Typically, the role exists within the 9-to-5 framework of the working world, although because of the campaign-based nature of the job and the emphasis on social media drives, working hours may well increase during periods of the year.

However, because the role is digital, there is usually scope for flexible hours and working from home using simply a laptop and a mobile phone. 

Entry

The profession is open to almost all graduates, but you would be expected to have excellent communication skills and an understanding of all things social media as a basic requirement for the job.

Most graduate schemes require a 2.1 degree but if you’ve got relevant, real-world experience then this can be a suitable replacement. If your degree isn’t vaguely related to the profession, you will almost certainly have to produce evidence that you have a strong online profile, through a blog or a related medium. 

Training & progression

There’s a variety of different tools that are used to manage and influence digital content. Some of these will be familiar to the average user and some are more niche tools that will be taught on the job. Google Analytics and Double Click, as well as Facebook Insights for Pages are key to understanding the workings of websites and social media output, and there are further programs to modify and improve all other lines of communication.

Some companies will provide financial support to undertake certifications at institutions such as The Institute of Direct and Digital Marketing or the Chartered Institute of Marketing, which offer more formal training.
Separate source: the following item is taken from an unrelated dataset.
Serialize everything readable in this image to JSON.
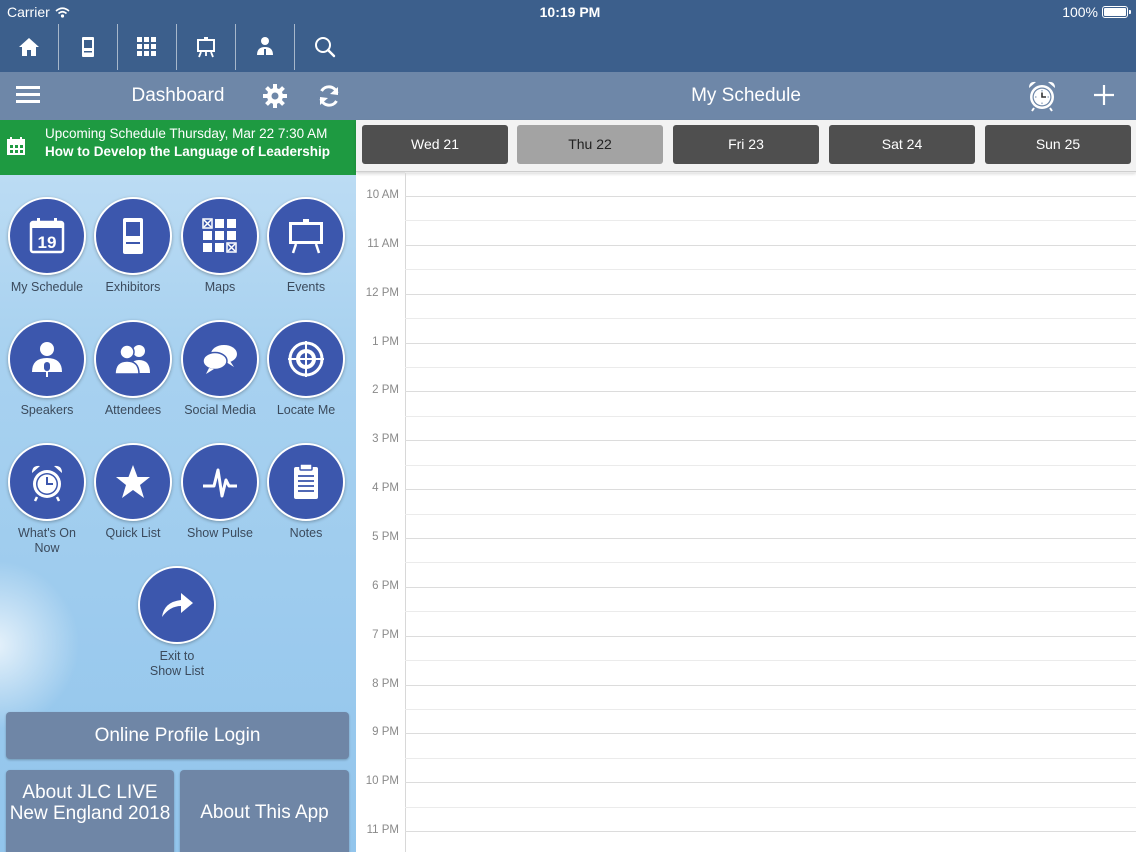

You would tend to begin in the industry in a junior role, as a Marketing Assistant, before progressing to a more managerial role once the relevant experience has been gained. To gain access to senior roles, further qualifications are often needed. Ultimately, at a director level the role becomes more about setting out strategy which is then implemented by others, showing how a hands-on role can become a strategic one over the course of time and experience.